The IRS also keeps an eye out for cash-based businesses, and for mismatches between what others file about you and what you file. For example, if you neglect to include a payment for some freelance work during the year, and the payer reports that as a business expense, you are likely to get some scrutiny. This would also hold true if you neglect to report gains from an investment account, and the investment firm reports them.
Wealthier taxpayers seem to be more likely to get chosen for audit, perhaps because that gives the IRS a greater chance to recover significant sums. (Every year the government collects only about 83 percent of what it is owed, a gap of several hundred billion dollars at a time when the budget deficit is a flashpoint.)
According to IRS data, taxpayers making $1 million or more are more than 12 times more likely than the rest of the population to be examined.
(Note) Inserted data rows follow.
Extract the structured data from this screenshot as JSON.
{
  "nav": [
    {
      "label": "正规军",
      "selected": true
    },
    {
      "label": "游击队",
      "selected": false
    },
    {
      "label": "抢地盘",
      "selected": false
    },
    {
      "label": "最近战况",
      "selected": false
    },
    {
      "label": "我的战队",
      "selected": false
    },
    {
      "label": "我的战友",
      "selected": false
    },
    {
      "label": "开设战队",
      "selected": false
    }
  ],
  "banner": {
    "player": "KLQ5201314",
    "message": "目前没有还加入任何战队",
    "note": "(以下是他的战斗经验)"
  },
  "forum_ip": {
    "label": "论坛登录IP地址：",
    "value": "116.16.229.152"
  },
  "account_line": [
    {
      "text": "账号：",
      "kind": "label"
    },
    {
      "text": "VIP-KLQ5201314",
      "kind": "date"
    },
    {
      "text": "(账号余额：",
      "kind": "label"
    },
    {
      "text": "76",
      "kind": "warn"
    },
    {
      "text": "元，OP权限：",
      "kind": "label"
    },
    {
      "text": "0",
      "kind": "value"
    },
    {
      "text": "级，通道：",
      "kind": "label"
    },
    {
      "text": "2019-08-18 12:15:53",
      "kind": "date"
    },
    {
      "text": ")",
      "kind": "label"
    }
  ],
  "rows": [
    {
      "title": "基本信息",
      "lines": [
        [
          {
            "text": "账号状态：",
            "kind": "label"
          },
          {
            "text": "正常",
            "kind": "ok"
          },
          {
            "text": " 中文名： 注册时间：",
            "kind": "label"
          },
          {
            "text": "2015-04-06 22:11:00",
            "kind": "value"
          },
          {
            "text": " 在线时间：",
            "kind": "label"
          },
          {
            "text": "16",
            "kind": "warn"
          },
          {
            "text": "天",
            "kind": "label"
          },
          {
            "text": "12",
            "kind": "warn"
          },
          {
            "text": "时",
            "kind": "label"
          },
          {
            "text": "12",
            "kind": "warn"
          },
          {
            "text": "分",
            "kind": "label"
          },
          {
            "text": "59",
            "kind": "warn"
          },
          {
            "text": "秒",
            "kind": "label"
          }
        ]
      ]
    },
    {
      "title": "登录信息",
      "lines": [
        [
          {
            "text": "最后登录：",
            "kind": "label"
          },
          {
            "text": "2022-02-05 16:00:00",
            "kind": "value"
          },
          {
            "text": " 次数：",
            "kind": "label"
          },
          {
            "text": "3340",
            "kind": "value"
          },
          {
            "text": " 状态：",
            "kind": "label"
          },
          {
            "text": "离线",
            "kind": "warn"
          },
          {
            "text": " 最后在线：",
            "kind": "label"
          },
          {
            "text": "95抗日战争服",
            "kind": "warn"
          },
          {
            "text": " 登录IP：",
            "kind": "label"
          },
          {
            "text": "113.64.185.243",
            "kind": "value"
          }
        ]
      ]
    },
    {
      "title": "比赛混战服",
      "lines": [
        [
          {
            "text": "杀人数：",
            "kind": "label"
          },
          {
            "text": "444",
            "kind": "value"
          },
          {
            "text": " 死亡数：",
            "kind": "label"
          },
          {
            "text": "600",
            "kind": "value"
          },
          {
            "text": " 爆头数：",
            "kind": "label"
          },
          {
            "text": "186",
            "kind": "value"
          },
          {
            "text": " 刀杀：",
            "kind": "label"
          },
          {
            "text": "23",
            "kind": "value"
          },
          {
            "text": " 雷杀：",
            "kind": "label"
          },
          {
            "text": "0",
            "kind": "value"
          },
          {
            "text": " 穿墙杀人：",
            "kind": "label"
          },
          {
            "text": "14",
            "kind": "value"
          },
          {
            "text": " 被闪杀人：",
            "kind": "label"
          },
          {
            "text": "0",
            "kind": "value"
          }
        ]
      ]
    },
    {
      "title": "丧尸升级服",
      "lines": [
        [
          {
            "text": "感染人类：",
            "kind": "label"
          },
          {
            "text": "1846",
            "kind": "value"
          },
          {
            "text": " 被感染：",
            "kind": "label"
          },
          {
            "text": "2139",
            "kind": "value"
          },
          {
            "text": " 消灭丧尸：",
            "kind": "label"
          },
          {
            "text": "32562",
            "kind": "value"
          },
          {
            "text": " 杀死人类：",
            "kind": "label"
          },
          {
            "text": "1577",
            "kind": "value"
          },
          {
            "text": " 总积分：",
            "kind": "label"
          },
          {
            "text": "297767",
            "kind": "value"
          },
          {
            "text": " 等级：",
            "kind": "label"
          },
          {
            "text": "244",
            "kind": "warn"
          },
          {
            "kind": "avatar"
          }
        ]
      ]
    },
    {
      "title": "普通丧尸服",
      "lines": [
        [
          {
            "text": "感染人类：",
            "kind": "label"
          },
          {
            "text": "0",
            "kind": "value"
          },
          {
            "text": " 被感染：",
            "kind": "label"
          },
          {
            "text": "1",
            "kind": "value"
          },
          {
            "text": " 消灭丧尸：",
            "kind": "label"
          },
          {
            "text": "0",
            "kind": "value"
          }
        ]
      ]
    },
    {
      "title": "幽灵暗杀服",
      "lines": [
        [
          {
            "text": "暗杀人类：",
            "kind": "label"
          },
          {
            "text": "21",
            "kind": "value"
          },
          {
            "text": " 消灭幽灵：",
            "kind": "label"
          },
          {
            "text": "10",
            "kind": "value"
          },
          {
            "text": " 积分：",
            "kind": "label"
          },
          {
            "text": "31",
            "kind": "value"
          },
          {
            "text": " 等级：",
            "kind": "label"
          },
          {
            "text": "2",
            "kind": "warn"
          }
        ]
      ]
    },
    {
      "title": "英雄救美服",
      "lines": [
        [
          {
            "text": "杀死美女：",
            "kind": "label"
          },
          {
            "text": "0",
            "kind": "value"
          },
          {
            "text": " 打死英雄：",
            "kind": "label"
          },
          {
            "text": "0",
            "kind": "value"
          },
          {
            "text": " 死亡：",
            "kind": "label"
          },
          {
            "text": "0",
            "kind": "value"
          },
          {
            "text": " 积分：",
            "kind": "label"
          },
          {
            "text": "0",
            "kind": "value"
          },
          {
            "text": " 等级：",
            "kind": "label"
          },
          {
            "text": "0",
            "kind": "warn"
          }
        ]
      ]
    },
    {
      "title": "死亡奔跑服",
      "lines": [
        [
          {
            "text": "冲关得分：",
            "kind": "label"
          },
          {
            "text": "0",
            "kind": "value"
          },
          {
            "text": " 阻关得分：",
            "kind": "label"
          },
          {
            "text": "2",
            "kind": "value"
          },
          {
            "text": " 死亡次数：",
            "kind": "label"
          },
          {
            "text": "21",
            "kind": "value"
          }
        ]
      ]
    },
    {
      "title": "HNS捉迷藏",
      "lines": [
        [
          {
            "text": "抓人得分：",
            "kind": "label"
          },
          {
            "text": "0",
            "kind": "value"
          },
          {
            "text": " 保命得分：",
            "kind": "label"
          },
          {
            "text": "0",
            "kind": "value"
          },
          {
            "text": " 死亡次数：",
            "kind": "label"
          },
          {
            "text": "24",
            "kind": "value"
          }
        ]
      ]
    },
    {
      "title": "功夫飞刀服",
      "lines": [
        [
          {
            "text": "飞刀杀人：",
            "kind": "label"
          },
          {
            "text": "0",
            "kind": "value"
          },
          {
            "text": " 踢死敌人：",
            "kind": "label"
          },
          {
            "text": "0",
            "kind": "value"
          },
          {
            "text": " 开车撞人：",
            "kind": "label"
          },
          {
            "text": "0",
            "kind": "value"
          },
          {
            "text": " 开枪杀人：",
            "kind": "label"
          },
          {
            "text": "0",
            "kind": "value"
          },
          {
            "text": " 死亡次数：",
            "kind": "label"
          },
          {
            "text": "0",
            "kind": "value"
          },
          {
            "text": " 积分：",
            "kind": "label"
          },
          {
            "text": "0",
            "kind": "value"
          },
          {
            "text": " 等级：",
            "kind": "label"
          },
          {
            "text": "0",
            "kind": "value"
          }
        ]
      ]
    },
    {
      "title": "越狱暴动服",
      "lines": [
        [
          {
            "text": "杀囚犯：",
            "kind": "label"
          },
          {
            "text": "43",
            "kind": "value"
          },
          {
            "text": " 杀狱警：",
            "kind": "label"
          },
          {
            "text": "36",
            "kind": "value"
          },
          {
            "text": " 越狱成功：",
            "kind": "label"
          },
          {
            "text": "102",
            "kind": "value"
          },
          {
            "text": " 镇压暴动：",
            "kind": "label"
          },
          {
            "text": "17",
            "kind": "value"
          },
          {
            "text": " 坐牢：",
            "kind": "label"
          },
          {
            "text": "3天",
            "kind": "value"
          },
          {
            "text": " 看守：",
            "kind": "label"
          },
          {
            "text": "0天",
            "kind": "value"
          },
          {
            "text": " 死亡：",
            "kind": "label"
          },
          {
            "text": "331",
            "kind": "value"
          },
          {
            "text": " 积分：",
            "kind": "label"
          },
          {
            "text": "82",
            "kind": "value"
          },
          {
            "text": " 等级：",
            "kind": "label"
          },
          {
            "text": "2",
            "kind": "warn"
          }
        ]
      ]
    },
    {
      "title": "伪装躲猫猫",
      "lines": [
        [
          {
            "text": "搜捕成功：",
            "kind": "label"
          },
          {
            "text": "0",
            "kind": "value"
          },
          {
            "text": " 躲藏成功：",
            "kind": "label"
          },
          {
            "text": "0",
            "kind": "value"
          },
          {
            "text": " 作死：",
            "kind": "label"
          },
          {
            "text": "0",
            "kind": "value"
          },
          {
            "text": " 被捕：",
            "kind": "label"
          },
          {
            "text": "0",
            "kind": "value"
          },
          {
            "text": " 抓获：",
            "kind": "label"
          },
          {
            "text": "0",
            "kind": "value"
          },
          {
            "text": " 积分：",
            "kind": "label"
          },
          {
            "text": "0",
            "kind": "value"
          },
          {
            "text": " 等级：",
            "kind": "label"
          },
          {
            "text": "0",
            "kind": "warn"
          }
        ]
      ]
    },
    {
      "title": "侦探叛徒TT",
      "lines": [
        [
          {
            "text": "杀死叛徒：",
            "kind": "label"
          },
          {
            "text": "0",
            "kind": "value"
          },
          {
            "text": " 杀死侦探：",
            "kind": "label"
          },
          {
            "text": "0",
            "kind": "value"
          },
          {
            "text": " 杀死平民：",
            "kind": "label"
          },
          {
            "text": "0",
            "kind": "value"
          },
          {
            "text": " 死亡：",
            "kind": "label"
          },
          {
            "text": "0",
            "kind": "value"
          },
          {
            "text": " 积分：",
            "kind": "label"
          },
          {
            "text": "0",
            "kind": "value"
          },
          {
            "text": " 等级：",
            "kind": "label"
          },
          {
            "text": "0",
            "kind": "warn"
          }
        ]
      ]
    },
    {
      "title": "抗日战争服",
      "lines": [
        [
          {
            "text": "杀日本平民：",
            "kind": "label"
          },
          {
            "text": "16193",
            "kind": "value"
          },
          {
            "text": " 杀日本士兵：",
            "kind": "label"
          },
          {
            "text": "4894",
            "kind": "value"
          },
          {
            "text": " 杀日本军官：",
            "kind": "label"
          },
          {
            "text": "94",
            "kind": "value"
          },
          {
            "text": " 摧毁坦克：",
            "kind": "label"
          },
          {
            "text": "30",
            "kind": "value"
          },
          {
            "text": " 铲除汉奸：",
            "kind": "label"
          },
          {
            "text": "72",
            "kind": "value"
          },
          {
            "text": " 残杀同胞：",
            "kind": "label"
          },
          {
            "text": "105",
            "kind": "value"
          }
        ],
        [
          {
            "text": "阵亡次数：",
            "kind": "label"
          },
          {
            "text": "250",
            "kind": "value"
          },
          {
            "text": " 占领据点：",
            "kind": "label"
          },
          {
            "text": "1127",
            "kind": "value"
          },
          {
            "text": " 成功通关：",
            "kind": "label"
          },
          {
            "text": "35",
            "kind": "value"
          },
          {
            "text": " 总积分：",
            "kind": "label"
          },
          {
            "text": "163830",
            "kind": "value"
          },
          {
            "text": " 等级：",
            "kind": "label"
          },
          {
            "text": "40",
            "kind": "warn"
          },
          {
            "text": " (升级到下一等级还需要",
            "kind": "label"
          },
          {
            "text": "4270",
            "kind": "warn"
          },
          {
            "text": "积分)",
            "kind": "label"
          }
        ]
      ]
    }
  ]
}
In 2010, about one in 100 Americans were audited. The IRS audited 3.8 percent of returns for those making $200,000 or higher, versus 12.5 percent of returns for those making $1 million or more.
As for the online monitoring, Zelinsky says it may be simply the application of new tools to old agency search standards. So while he is deeply frustrated by the IRS' lack of transparency, he added, "If they are using social media to find cash based businesses, or looking for phony medical deductions or the other hot buttons, then I would applaud that."
There is no surefire way to prevent an audit. But experts say one practice definitely improves your odds: Don't do what the IRS does. Be open. About everything.
The agency declined to comment about this story.